To evaluate whether miRNAs in synaptosomes were ‘naked’ or were associated with the protein complex required for miRNA function, we performed an immunoprecipitation assay using anti-Ago2 antibodies and determined whether miRNAs were co-immunoprecipitated with Ago2. Western blotting showed a relatively high efficiency of Ago2 immunoprecipitation and a high specificity of the Ago2 antibodies (Fig. 2c, upper panel and lower panel). We checked 21 miRNAs in the synaptosome lysates (open bar, Fig. 2d), and the anti-Ago2 antibody pulled down all 21 miRNAs from the lysates in the synaptosomes (shaded bar, Fig. 2d); however, different miRNAs had a different ratio of Ago2-associated/total. These results suggest that a portion of the miRNAs in the synaptosomes were associated with Ago2 and may exhibit biologically active functions.

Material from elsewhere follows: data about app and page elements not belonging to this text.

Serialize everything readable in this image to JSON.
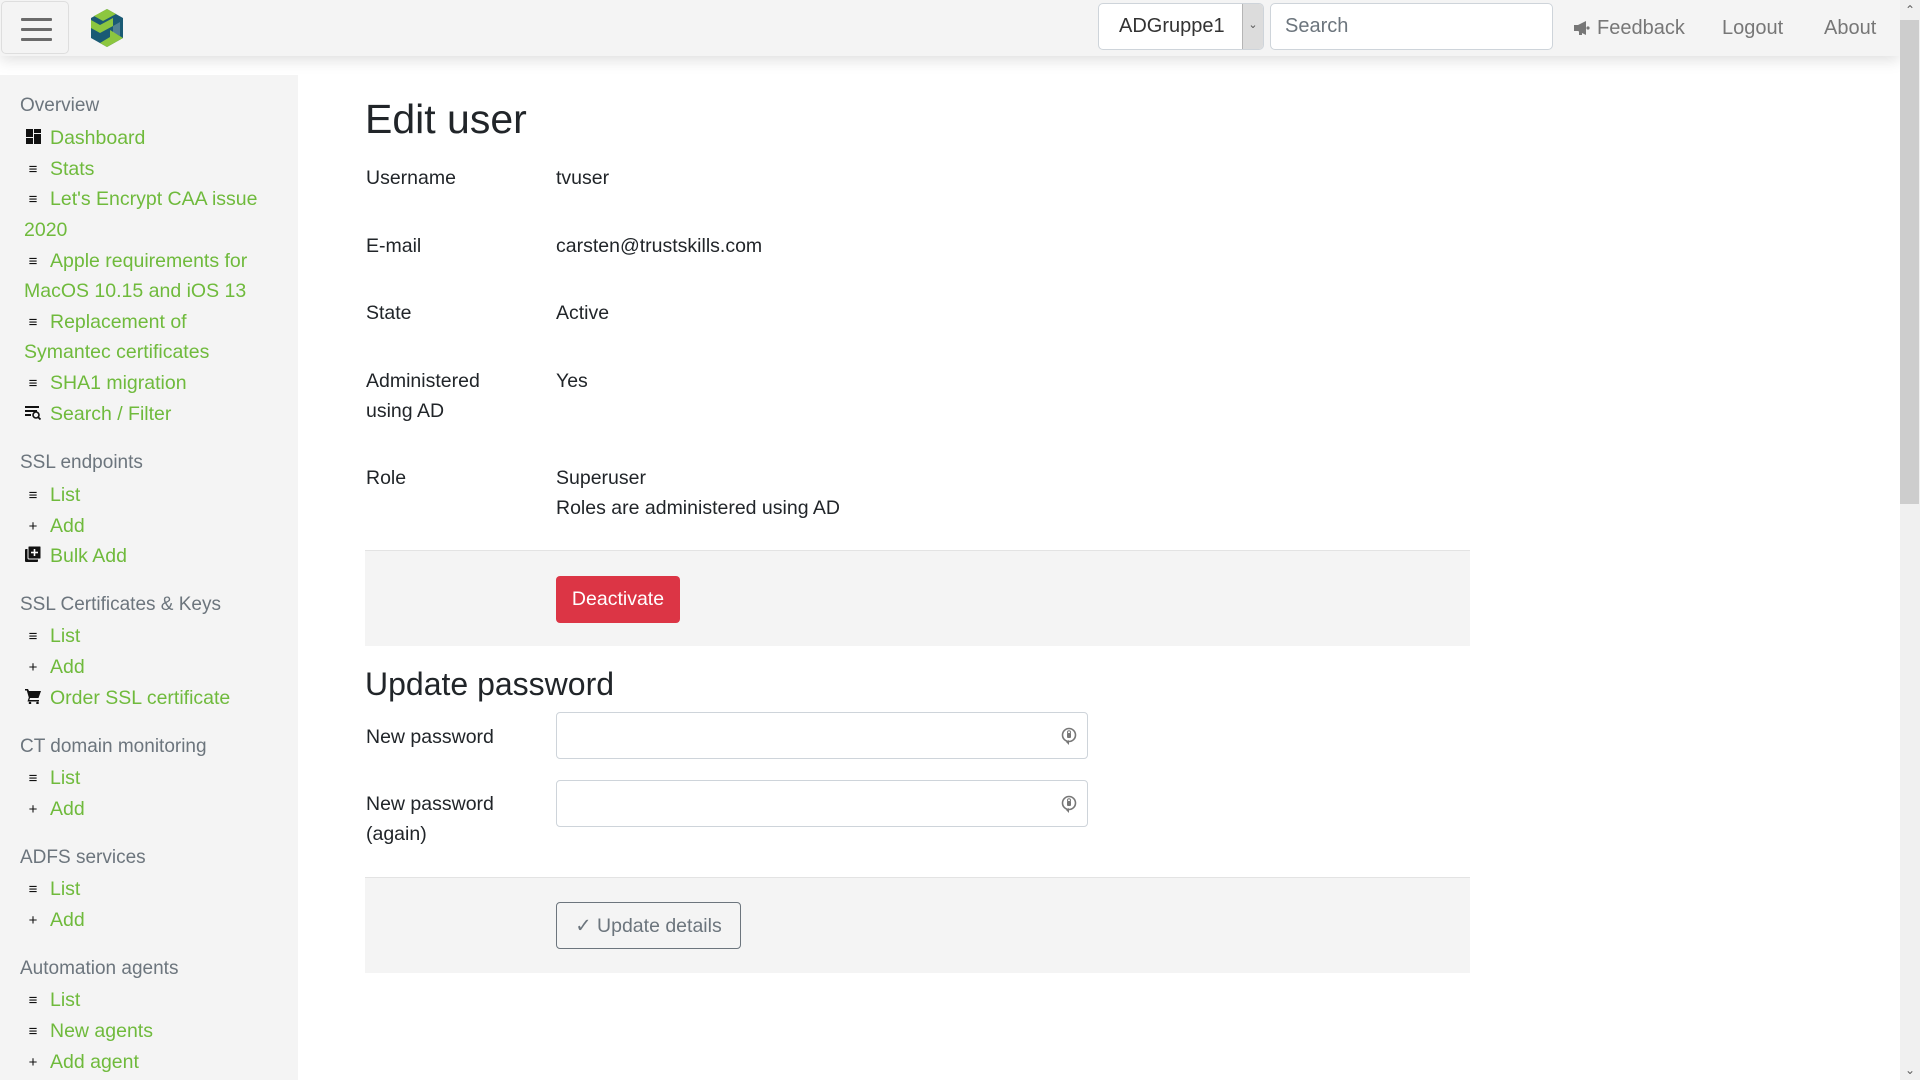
{
  "header": {
    "menu_icon": "hamburger-icon",
    "logo_icon": "app-logo-icon",
    "group_select": {
      "selected": "ADGruppe1"
    },
    "search": {
      "placeholder": "Search",
      "value": ""
    },
    "nav": {
      "feedback": "Feedback",
      "logout": "Logout",
      "about": "About"
    }
  },
  "sidebar": {
    "sections": [
      {
        "title": "Overview",
        "items": [
          {
            "icon": "dashboard-icon",
            "label": "Dashboard"
          },
          {
            "icon": "list-icon",
            "label": "Stats"
          },
          {
            "icon": "list-icon",
            "label": "Let's Encrypt CAA issue",
            "label_cont": "2020"
          },
          {
            "icon": "list-icon",
            "label": "Apple requirements for",
            "label_cont": "MacOS 10.15 and iOS 13"
          },
          {
            "icon": "list-icon",
            "label": "Replacement of",
            "label_cont": "Symantec certificates"
          },
          {
            "icon": "list-icon",
            "label": "SHA1 migration"
          },
          {
            "icon": "search-filter-icon",
            "label": "Search / Filter"
          }
        ]
      },
      {
        "title": "SSL endpoints",
        "items": [
          {
            "icon": "list-icon",
            "label": "List"
          },
          {
            "icon": "plus-icon",
            "label": "Add"
          },
          {
            "icon": "bulk-add-icon",
            "label": "Bulk Add"
          }
        ]
      },
      {
        "title": "SSL Certificates & Keys",
        "items": [
          {
            "icon": "list-icon",
            "label": "List"
          },
          {
            "icon": "plus-icon",
            "label": "Add"
          },
          {
            "icon": "cart-icon",
            "label": "Order SSL certificate"
          }
        ]
      },
      {
        "title": "CT domain monitoring",
        "items": [
          {
            "icon": "list-icon",
            "label": "List"
          },
          {
            "icon": "plus-icon",
            "label": "Add"
          }
        ]
      },
      {
        "title": "ADFS services",
        "items": [
          {
            "icon": "list-icon",
            "label": "List"
          },
          {
            "icon": "plus-icon",
            "label": "Add"
          }
        ]
      },
      {
        "title": "Automation agents",
        "items": [
          {
            "icon": "list-icon",
            "label": "List"
          },
          {
            "icon": "list-icon",
            "label": "New agents"
          },
          {
            "icon": "plus-icon",
            "label": "Add agent"
          }
        ]
      }
    ]
  },
  "main": {
    "title": "Edit user",
    "fields": {
      "username": {
        "label": "Username",
        "value": "tvuser"
      },
      "email": {
        "label": "E-mail",
        "value": "carsten@trustskills.com"
      },
      "state": {
        "label": "State",
        "value": "Active"
      },
      "administered": {
        "label_line1": "Administered",
        "label_line2": "using AD",
        "value": "Yes"
      },
      "role": {
        "label": "Role",
        "value": "Superuser",
        "note": "Roles are administered using AD"
      }
    },
    "deactivate_label": "Deactivate",
    "update_password": {
      "title": "Update password",
      "new_password_label": "New password",
      "new_password_value": "",
      "new_password_again_label_line1": "New password",
      "new_password_again_label_line2": "(again)",
      "new_password_again_value": "",
      "submit_label": "✓ Update details"
    }
  },
  "colors": {
    "link_green": "#6fba3c",
    "danger": "#dc3545",
    "panel_bg": "#f4f4f4",
    "logo_blue": "#1a5a74",
    "logo_green": "#8cc63f"
  }
}
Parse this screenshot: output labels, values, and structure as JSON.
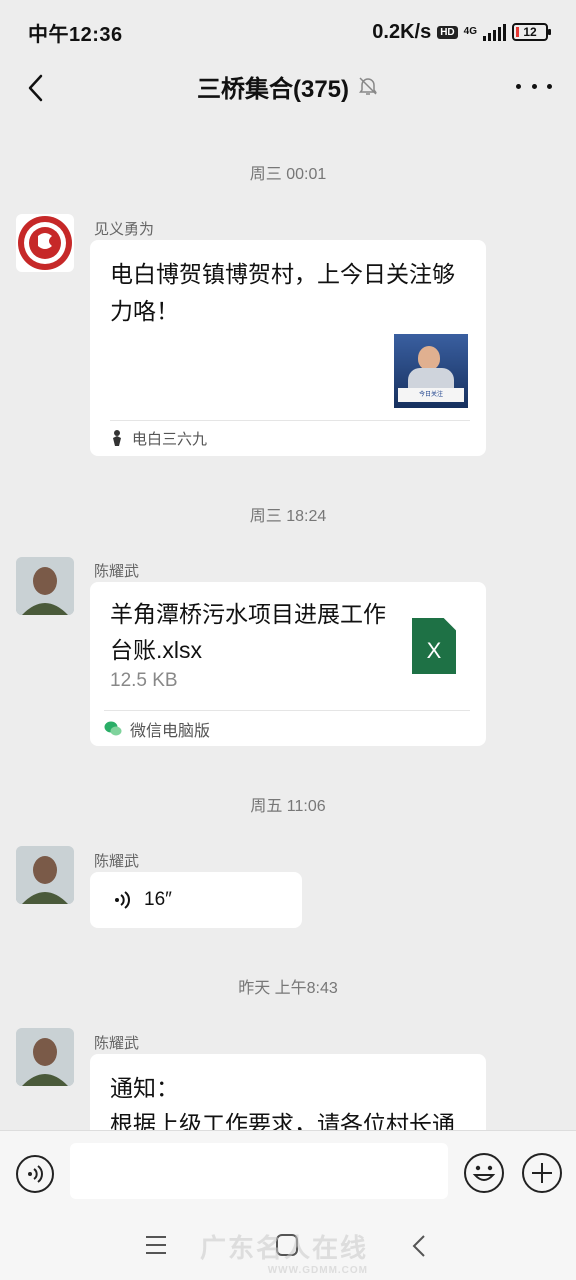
{
  "status_bar": {
    "time": "中午12:36",
    "net_speed": "0.2K/s",
    "hd": "HD",
    "network": "4G",
    "battery": "12"
  },
  "header": {
    "title": "三桥集合(375)"
  },
  "messages": [
    {
      "timestamp": "周三 00:01",
      "sender": "见义勇为",
      "text": "电白博贺镇博贺村，上今日关注够力咯！",
      "source": "电白三六九",
      "thumb_caption": "今日关注"
    },
    {
      "timestamp": "周三 18:24",
      "sender": "陈耀武",
      "file_name": "羊角潭桥污水项目进展工作台账.xlsx",
      "file_size": "12.5 KB",
      "file_icon_letter": "X",
      "source": "微信电脑版"
    },
    {
      "timestamp": "周五 11:06",
      "sender": "陈耀武",
      "duration": "16″"
    },
    {
      "timestamp": "昨天 上午8:43",
      "sender": "陈耀武",
      "text_line1": "通知：",
      "text_line2": "根据上级工作要求，请各位村长通"
    }
  ],
  "watermark": {
    "text": "广东名人在线",
    "url": "WWW.GDMM.COM"
  },
  "colors": {
    "background": "#ededed",
    "bubble": "#ffffff",
    "excel_green": "#1e7145",
    "logo_red": "#c62828"
  }
}
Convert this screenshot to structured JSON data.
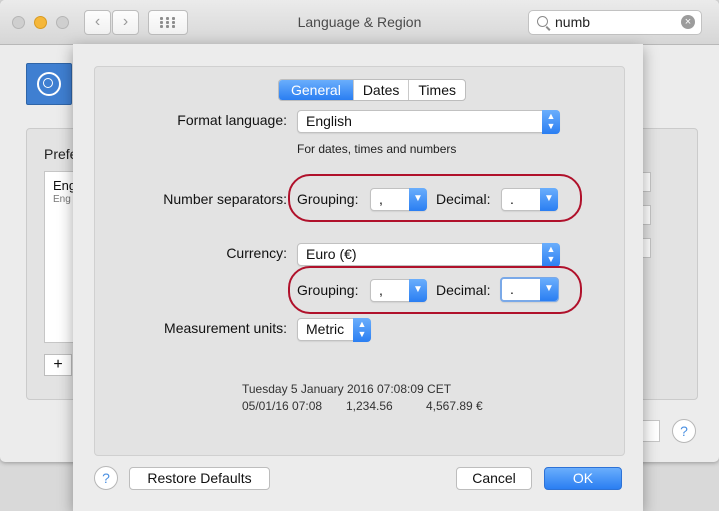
{
  "window": {
    "title": "Language & Region",
    "back_icon": "‹",
    "forward_icon": "›"
  },
  "search": {
    "value": "numb",
    "clear_icon": "×"
  },
  "background": {
    "preferred_label": "Prefe",
    "list_item_title": "Eng",
    "list_item_subtitle": "Eng",
    "add_button": "+",
    "help": "?"
  },
  "tabs": [
    {
      "label": "General",
      "selected": true
    },
    {
      "label": "Dates",
      "selected": false
    },
    {
      "label": "Times",
      "selected": false
    }
  ],
  "format_language": {
    "label": "Format language:",
    "value": "English",
    "note": "For dates, times and numbers"
  },
  "number_separators": {
    "label": "Number separators:",
    "grouping_label": "Grouping:",
    "grouping_value": ",",
    "decimal_label": "Decimal:",
    "decimal_value": "."
  },
  "currency": {
    "label": "Currency:",
    "value": "Euro (€)",
    "grouping_label": "Grouping:",
    "grouping_value": ",",
    "decimal_label": "Decimal:",
    "decimal_value": "."
  },
  "measurement": {
    "label": "Measurement units:",
    "value": "Metric"
  },
  "preview": {
    "line1": "Tuesday 5 January 2016 07:08:09 CET",
    "date_short": "05/01/16 07:08",
    "number": "1,234.56",
    "currency": "4,567.89 €"
  },
  "footer": {
    "help": "?",
    "restore": "Restore Defaults",
    "cancel": "Cancel",
    "ok": "OK"
  },
  "colors": {
    "accent": "#2a7ef2",
    "highlight_oval": "#b0112b",
    "traffic_minimize": "#f5b73a"
  }
}
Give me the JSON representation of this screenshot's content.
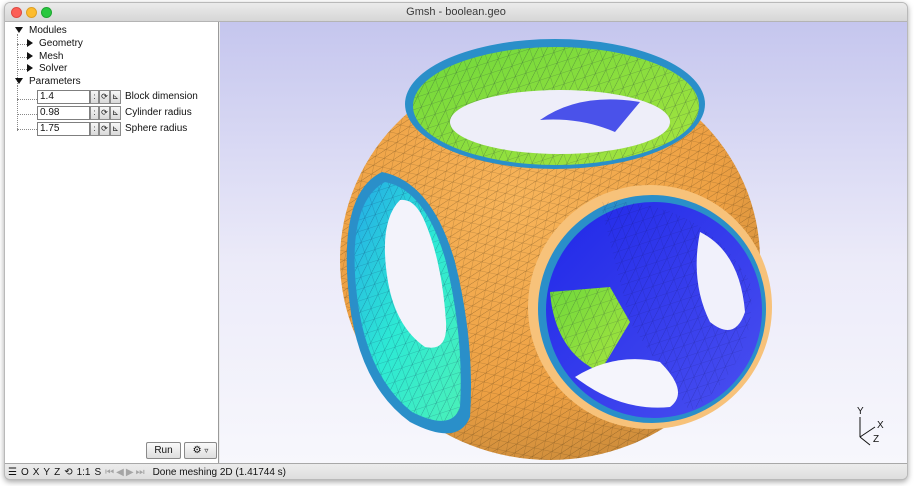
{
  "window": {
    "title": "Gmsh - boolean.geo"
  },
  "tree": {
    "modules": "Modules",
    "geometry": "Geometry",
    "mesh": "Mesh",
    "solver": "Solver",
    "parameters": "Parameters"
  },
  "params": [
    {
      "value": "1.4",
      "label": "Block dimension"
    },
    {
      "value": "0.98",
      "label": "Cylinder radius"
    },
    {
      "value": "1.75",
      "label": "Sphere radius"
    }
  ],
  "buttons": {
    "run": "Run",
    "options_icon": "gear-icon"
  },
  "status": {
    "items": [
      "O",
      "X",
      "Y",
      "Z",
      "1:1",
      "S"
    ],
    "message": "Done meshing 2D (1.41744 s)"
  },
  "axes": {
    "y": "Y",
    "x": "X",
    "z": "Z"
  },
  "colors": {
    "orange": "#f2a448",
    "green": "#8edd3a",
    "cyan": "#2fe7d6",
    "blue": "#2d36e8",
    "rim": "#2a8fc9"
  }
}
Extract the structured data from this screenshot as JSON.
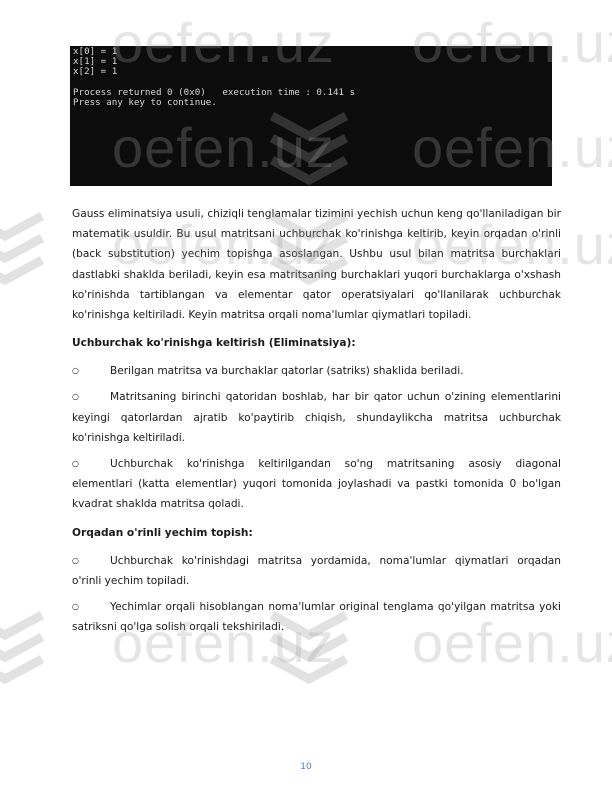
{
  "console": {
    "lines": [
      "x[0] = 1",
      "x[1] = 1",
      "x[2] = 1",
      "",
      "Process returned 0 (0x0)   execution time : 0.141 s",
      "Press any key to continue."
    ]
  },
  "watermark": {
    "text": "oefen.uz"
  },
  "intro_paragraph": "Gauss eliminatsiya usuli, chiziqli tenglamalar tizimini yechish uchun keng qo'llaniladigan bir matematik usuldir. Bu usul matritsani uchburchak ko'rinishga keltirib, keyin orqadan o'rinli (back substitution) yechim topishga asoslangan. Ushbu usul bilan matritsa burchaklari dastlabki shaklda beriladi, keyin esa matritsaning burchaklari yuqori burchaklarga o'xshash ko'rinishda tartiblangan va elementar qator operatsiyalari qo'llanilarak uchburchak ko'rinishga keltiriladi. Keyin matritsa orqali noma'lumlar qiymatlari topiladi.",
  "section1": {
    "heading": "Uchburchak ko'rinishga keltirish (Eliminatsiya):",
    "items": [
      "Berilgan matritsa va burchaklar qatorlar (satriks) shaklida beriladi.",
      "Matritsaning birinchi qatoridan boshlab, har bir qator uchun o'zining elementlarini keyingi qatorlardan ajratib ko'paytirib chiqish, shundaylikcha matritsa uchburchak ko'rinishga keltiriladi.",
      "Uchburchak ko'rinishga keltirilgandan so'ng matritsaning asosiy diagonal elementlari (katta elementlar) yuqori tomonida joylashadi va pastki tomonida 0 bo'lgan kvadrat shaklda matritsa qoladi."
    ]
  },
  "section2": {
    "heading": "Orqadan o'rinli yechim topish:",
    "items": [
      "Uchburchak ko'rinishdagi matritsa yordamida, noma'lumlar qiymatlari orqadan o'rinli yechim topiladi.",
      "Yechimlar orqali hisoblangan noma'lumlar original tenglama qo'yilgan matritsa yoki satriksni qo'lga solish orqali tekshiriladi."
    ]
  },
  "bullet_symbol": "○",
  "page_number": "10"
}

We further prepared crude synaptic vesicles and synaptosomes from equal-volume P2 fractions. Western blotting revealed a relatively high enrichment of Syt1 protein and poor expression of PSD-95 protein in the SV fraction. Furthermore, we examined the protein levels of Ago2 in these fractions and found that Ago2 was relatively enriched in the SV fraction compared to the P2' or Syn fractions. The LP1 fraction also exhibited high expression of Ago2 protein (slightly higher than in the SV fraction) (Fig. 2e). The LP1 pellets were PSD-enriched fraction, and the high expression level of Ago2 was consistent with a previous report (Lugli et al. 2008). Next, we quantified 8 miRNAs from synaptic vesicles or the synaptosome fraction and found that, on average, approximately 31 ± 6% miRNAs from the synaptosomes were present in synaptic vesicles (Fig. 2f, open and shaded bars). These results suggest that a group of miRNAs is associated with the Ago2 protein in the synaptic fraction, and furthermore, several had been engulfed by synaptic vesicles.